Cremades et al., 2006), lending itself to be modelled with a flux rope of circular cross section (Thernisien et al., 2006; Wang and Sheeley, 2006).
An abundance of observational information about CMEs is available both from coronagraph instruments, out to 30RS , and in situ data from various spacecraft which have explored the heliosphere beyond 0.3 AU. However there is a key ob- servational gap in our understanding of CME evolution and propagation into interplanetary space between these two dis- tances (Forsyth et al., 2006). Interplanetary Scintillation (IPS) (Watanabe and Schwenn, 1989) is another technique which can provide remote sensing of CMEs in this intermedi- ary distance range. IPS provides indirect information within a wide range of distances, but there are difficulties in analysis and interpretation arising from integration along the line-of- sight. While 3-D modelling techniques for IPS have been used to deduce the density structure and velocity profiles of CMEs (Jackson et al., 2007), more detailed analysis of CME size remains problematic.
Previous in situ observational studies of the expan- sion properties of the interplanetary counterpart of CMEs (ICMEs) at 1 AU showed not only that radial expansion was a common feature of these transients (Klein and Burlaga, 1982; Bothmer and Schwenn, 1998; Hidalgo, 2003, 2005), but indeed, a large percentage of magnetic clouds (a subset of ICMEs identified by a specific in situ magnetic field profile) were seen to be expanding (Lepping et al., 2008). This ex- pansion can result from a number of processes or some com- bination thereof. For example, an ICME may expand simply because the leading edge was ejected from the Sun at a speed greater than the trailing edge (Gosling et al., 1998; Tripathi et al., 2006). The expansion of ICMEs in the anti-sunward direction has previously been quantified using statistical sur- veys from multiple spacecraft over a distance range of 0.3 to 5.4 AU from the Sun (Bothmer and Schwenn, 1994; Liu et al., 2004; Wang et al., 2005). These studies have estimated the radial expansion in the form of a power law variation of CME radial width as a function of heliocentric distance. This approach does not, however, track the radial expansion of a single event, instead inferring expansion from average ICME radial extents at differing heliocentric distances. As transients have a wide range of different sizes and speeds, this leads to a large scatter in the inferred expansion. This pa- per takes an alternative approach by exploiting the STEREO Heliospheric Imagers to study the radial expansion of a sin- gle CME as it propagates through the field of view of the cameras. We measure the radial size of this CME between 0.14–0.41 AU, thereby filling the observational gap between coronagraph images and the closest in situ measurements to the Sun, provided by the Helios spacecraft (Schwenn, 1990).
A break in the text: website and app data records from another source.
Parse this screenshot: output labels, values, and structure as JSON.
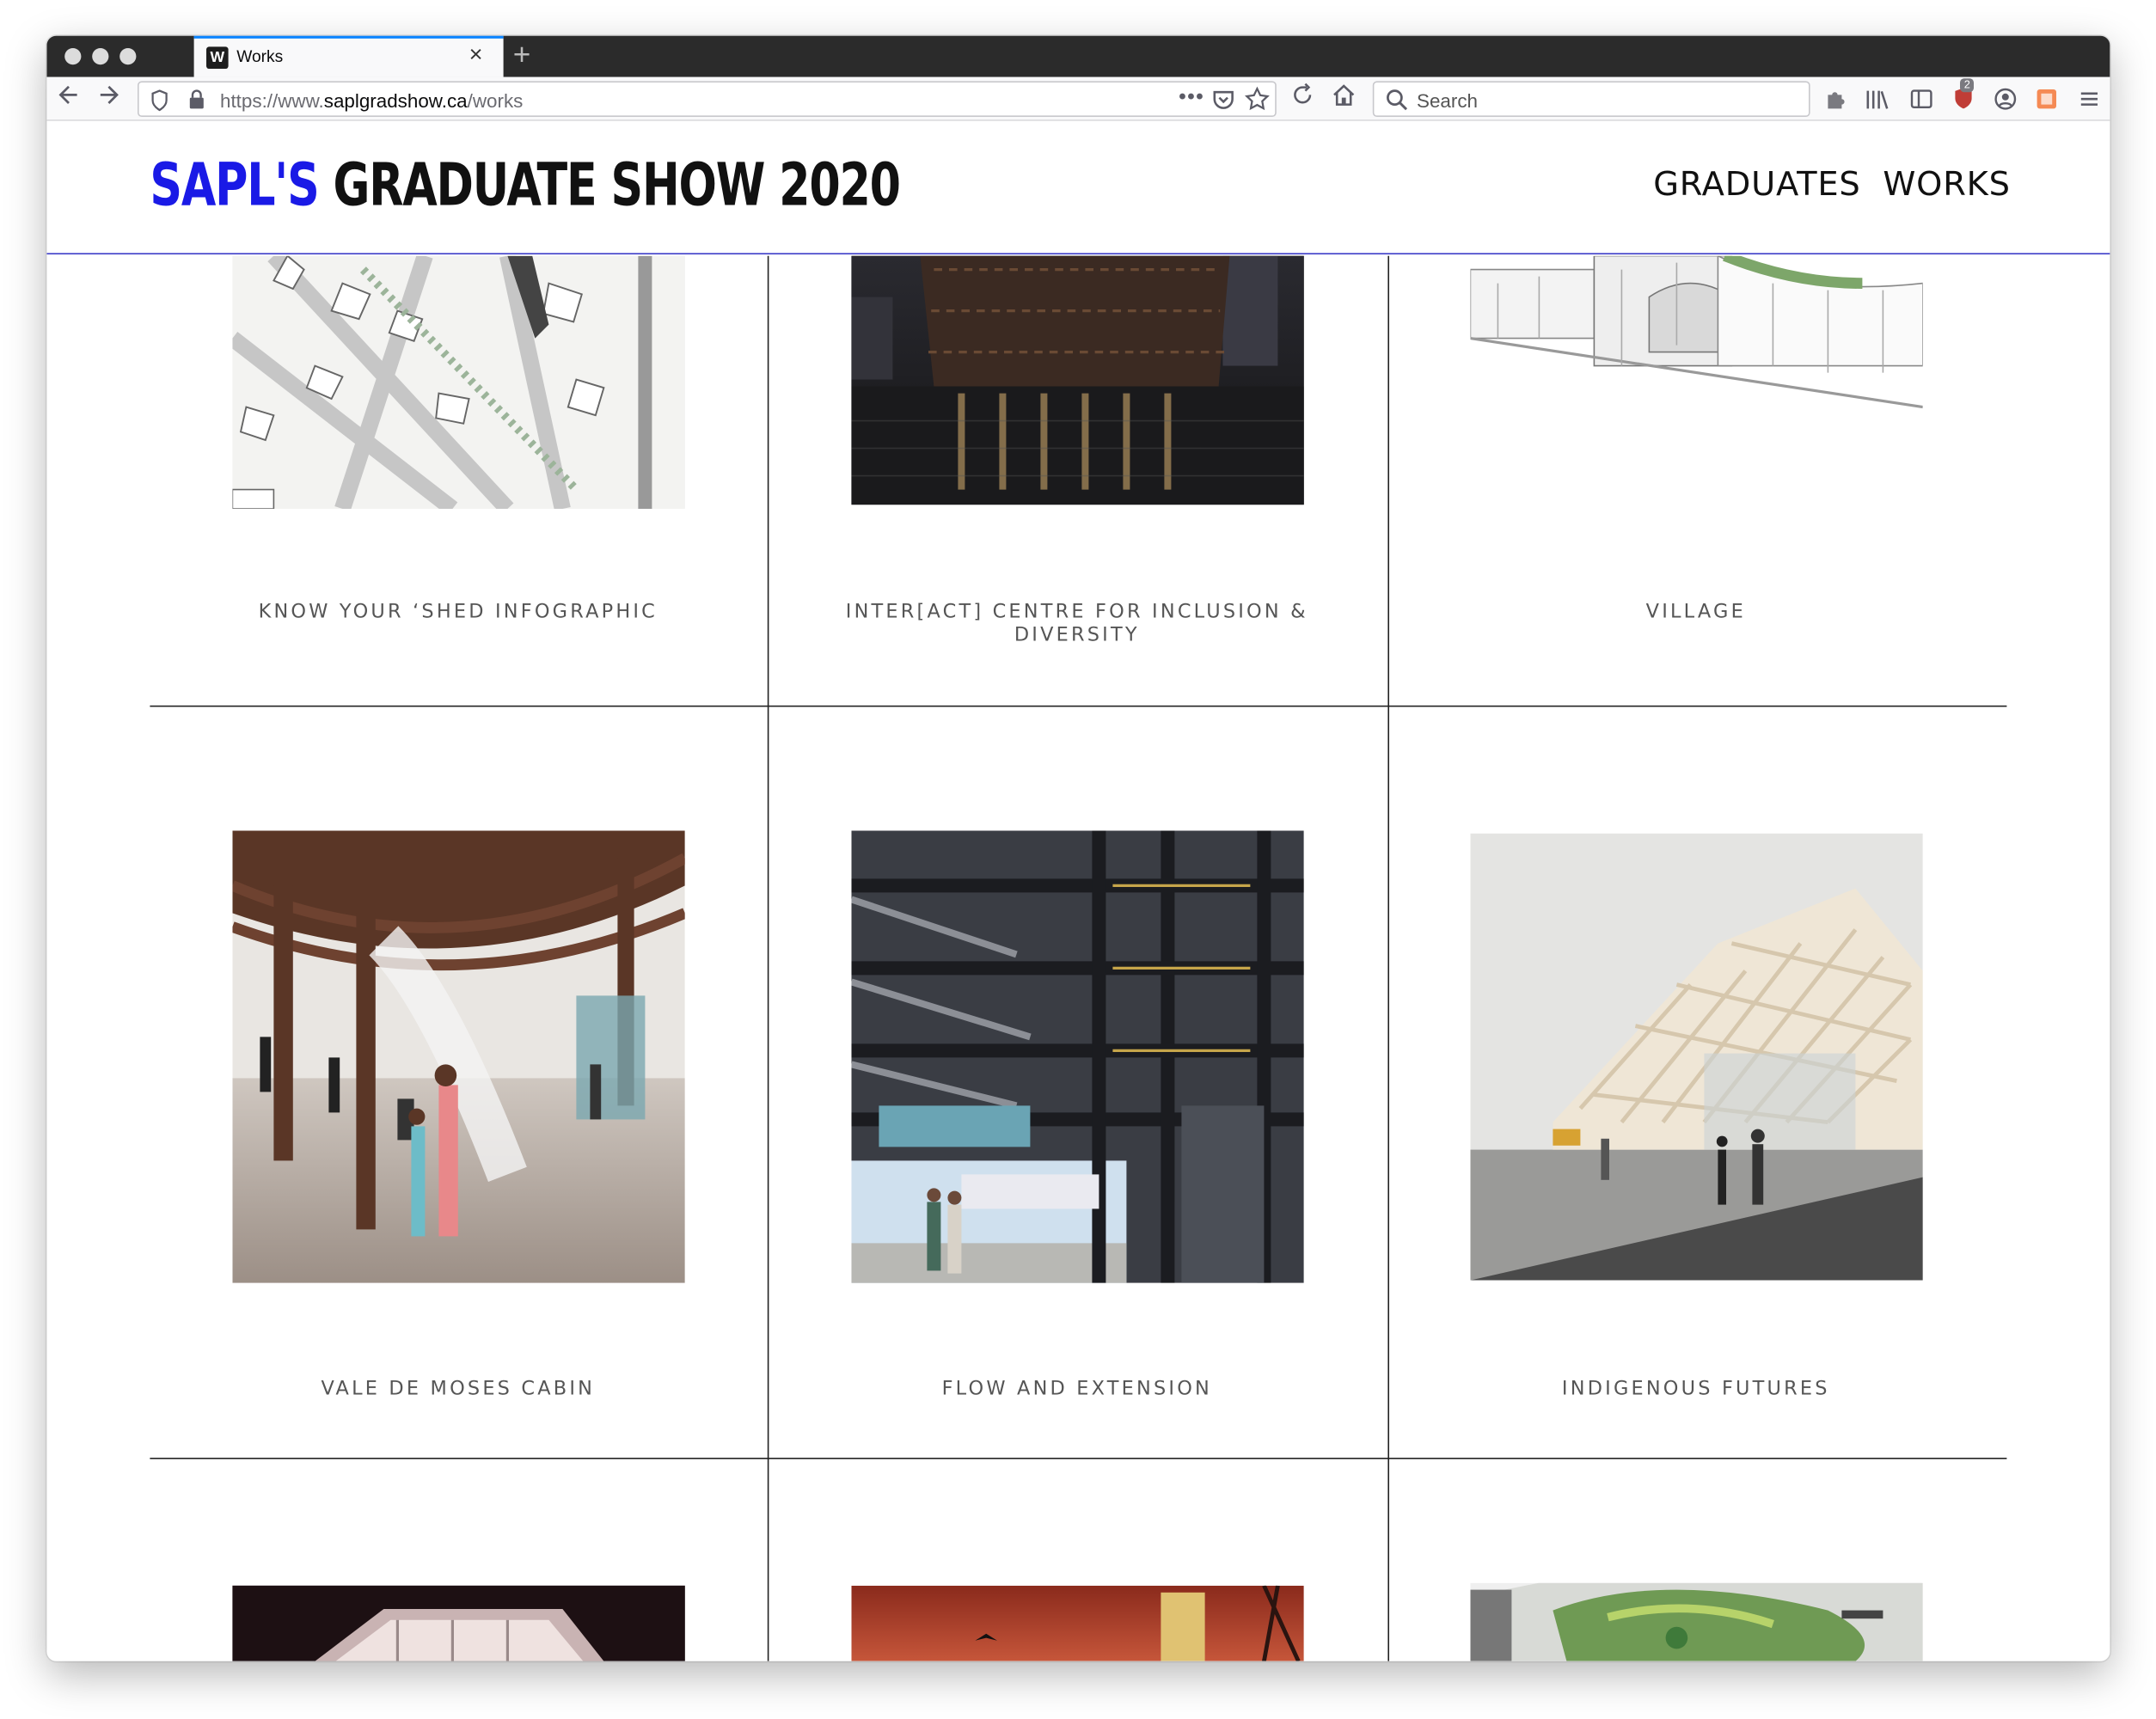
{
  "browser": {
    "tab_title": "Works",
    "favicon_letter": "W",
    "url_prefix": "https://www.",
    "url_domain": "saplgradshow.ca",
    "url_path": "/works",
    "search_placeholder": "Search",
    "notification_badge": "2"
  },
  "site": {
    "brand": "SAPL'S",
    "title": "GRADUATE SHOW 2020",
    "nav": [
      "GRADUATES",
      "WORKS"
    ]
  },
  "works": [
    {
      "title": "KNOW YOUR ‘SHED INFOGRAPHIC",
      "image": "site-plan-map"
    },
    {
      "title": "INTER[ACT] CENTRE FOR INCLUSION & DIVERSITY",
      "image": "night-waterfront-render"
    },
    {
      "title": "VILLAGE",
      "image": "section-drawing"
    },
    {
      "title": "VALE DE MOSES CABIN",
      "image": "pavilion-interior-render"
    },
    {
      "title": "FLOW AND EXTENSION",
      "image": "steel-frame-structure-render"
    },
    {
      "title": "INDIGENOUS FUTURES",
      "image": "lattice-building-render"
    },
    {
      "title": "",
      "image": "glowing-pavilion-night-render"
    },
    {
      "title": "",
      "image": "tower-sunset-render"
    },
    {
      "title": "",
      "image": "green-roof-plan"
    }
  ]
}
On 26 October 2006 (UT) the twin Solar Terrestrial Rela- tions Observatory (STEREO) spacecraft were launched with a principle scientific objective of characterising the propaga- tion of CMEs through the heliosphere. Both spacecraft are on Earth like orbits with one (STEREO-A) slightly closer to the Sun and thus moving ahead of Earth with a faster orbital period, and the other (STEREO-B) slightly further from the Sun and thus falling behind the Earth. Hence each spacecraft separa